Description of the task » Write out the records below word for word, please.

=-=-=-=-=

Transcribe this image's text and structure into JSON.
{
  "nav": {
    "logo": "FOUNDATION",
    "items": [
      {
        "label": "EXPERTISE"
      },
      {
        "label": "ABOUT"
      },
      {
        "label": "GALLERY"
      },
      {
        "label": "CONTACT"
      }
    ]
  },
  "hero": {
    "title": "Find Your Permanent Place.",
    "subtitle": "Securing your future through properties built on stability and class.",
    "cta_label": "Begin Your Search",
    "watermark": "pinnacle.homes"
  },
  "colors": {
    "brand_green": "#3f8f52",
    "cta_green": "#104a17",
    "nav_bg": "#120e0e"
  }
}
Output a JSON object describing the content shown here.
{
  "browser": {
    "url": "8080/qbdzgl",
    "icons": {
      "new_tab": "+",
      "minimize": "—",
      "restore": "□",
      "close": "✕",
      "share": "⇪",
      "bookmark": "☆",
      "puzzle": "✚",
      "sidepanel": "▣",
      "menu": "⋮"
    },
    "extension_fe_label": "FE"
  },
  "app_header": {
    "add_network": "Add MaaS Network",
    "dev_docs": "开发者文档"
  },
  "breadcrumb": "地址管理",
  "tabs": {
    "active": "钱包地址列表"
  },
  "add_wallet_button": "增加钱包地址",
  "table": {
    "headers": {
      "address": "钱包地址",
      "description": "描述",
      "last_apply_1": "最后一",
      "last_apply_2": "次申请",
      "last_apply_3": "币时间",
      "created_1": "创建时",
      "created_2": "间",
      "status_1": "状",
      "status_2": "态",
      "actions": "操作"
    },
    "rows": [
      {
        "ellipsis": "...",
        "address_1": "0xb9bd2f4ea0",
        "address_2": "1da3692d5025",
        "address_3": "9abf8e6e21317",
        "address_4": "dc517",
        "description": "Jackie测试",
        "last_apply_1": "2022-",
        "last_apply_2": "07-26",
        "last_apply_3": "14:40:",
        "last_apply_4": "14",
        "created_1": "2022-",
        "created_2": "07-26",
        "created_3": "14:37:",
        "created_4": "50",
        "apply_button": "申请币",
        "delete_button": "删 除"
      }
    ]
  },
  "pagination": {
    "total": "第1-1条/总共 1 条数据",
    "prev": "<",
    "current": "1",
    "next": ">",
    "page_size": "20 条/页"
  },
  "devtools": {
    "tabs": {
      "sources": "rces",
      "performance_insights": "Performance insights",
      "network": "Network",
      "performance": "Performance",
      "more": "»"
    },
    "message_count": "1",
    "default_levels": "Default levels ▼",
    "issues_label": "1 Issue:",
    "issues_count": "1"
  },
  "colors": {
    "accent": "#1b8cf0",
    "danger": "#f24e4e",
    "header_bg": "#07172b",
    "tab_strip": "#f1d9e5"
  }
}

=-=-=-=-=

Solution to this exercise »
Transcribe this image's text and structure into JSON.
{
  "nav": {
    "logo": "FOUNDATION",
    "items": [
      {
        "label": "EXPERTISE"
      },
      {
        "label": "ABOUT"
      },
      {
        "label": "GALLERY"
      },
      {
        "label": "CONTACT"
      }
    ]
  },
  "hero": {
    "title": "Find Your Permanent Place.",
    "subtitle": "Securing your future through properties built on stability and class.",
    "cta_label": "Begin Your Search",
    "watermark": "pinnacle.homes"
  },
  "colors": {
    "brand_green": "#3f8f52",
    "cta_green": "#104a17",
    "nav_bg": "#120e0e"
  }
}
Output a JSON object describing the content shown here.
{
  "browser": {
    "url": "8080/qbdzgl",
    "icons": {
      "new_tab": "+",
      "minimize": "—",
      "restore": "□",
      "close": "✕",
      "share": "⇪",
      "bookmark": "☆",
      "puzzle": "✚",
      "sidepanel": "▣",
      "menu": "⋮"
    },
    "extension_fe_label": "FE"
  },
  "app_header": {
    "add_network": "Add MaaS Network",
    "dev_docs": "开发者文档"
  },
  "breadcrumb": "地址管理",
  "tabs": {
    "active": "钱包地址列表"
  },
  "add_wallet_button": "增加钱包地址",
  "table": {
    "headers": {
      "address": "钱包地址",
      "description": "描述",
      "last_apply_1": "最后一",
      "last_apply_2": "次申请",
      "last_apply_3": "币时间",
      "created_1": "创建时",
      "created_2": "间",
      "status_1": "状",
      "status_2": "态",
      "actions": "操作"
    },
    "rows": [
      {
        "ellipsis": "...",
        "address_1": "0xb9bd2f4ea0",
        "address_2": "1da3692d5025",
        "address_3": "9abf8e6e21317",
        "address_4": "dc517",
        "description": "Jackie测试",
        "last_apply_1": "2022-",
        "last_apply_2": "07-26",
        "last_apply_3": "14:40:",
        "last_apply_4": "14",
        "created_1": "2022-",
        "created_2": "07-26",
        "created_3": "14:37:",
        "created_4": "50",
        "apply_button": "申请币",
        "delete_button": "删 除"
      }
    ]
  },
  "pagination": {
    "total": "第1-1条/总共 1 条数据",
    "prev": "<",
    "current": "1",
    "next": ">",
    "page_size": "20 条/页"
  },
  "devtools": {
    "tabs": {
      "sources": "rces",
      "performance_insights": "Performance insights",
      "network": "Network",
      "performance": "Performance",
      "more": "»"
    },
    "message_count": "1",
    "default_levels": "Default levels ▼",
    "issues_label": "1 Issue:",
    "issues_count": "1"
  },
  "colors": {
    "accent": "#1b8cf0",
    "danger": "#f24e4e",
    "header_bg": "#07172b",
    "tab_strip": "#f1d9e5"
  }
}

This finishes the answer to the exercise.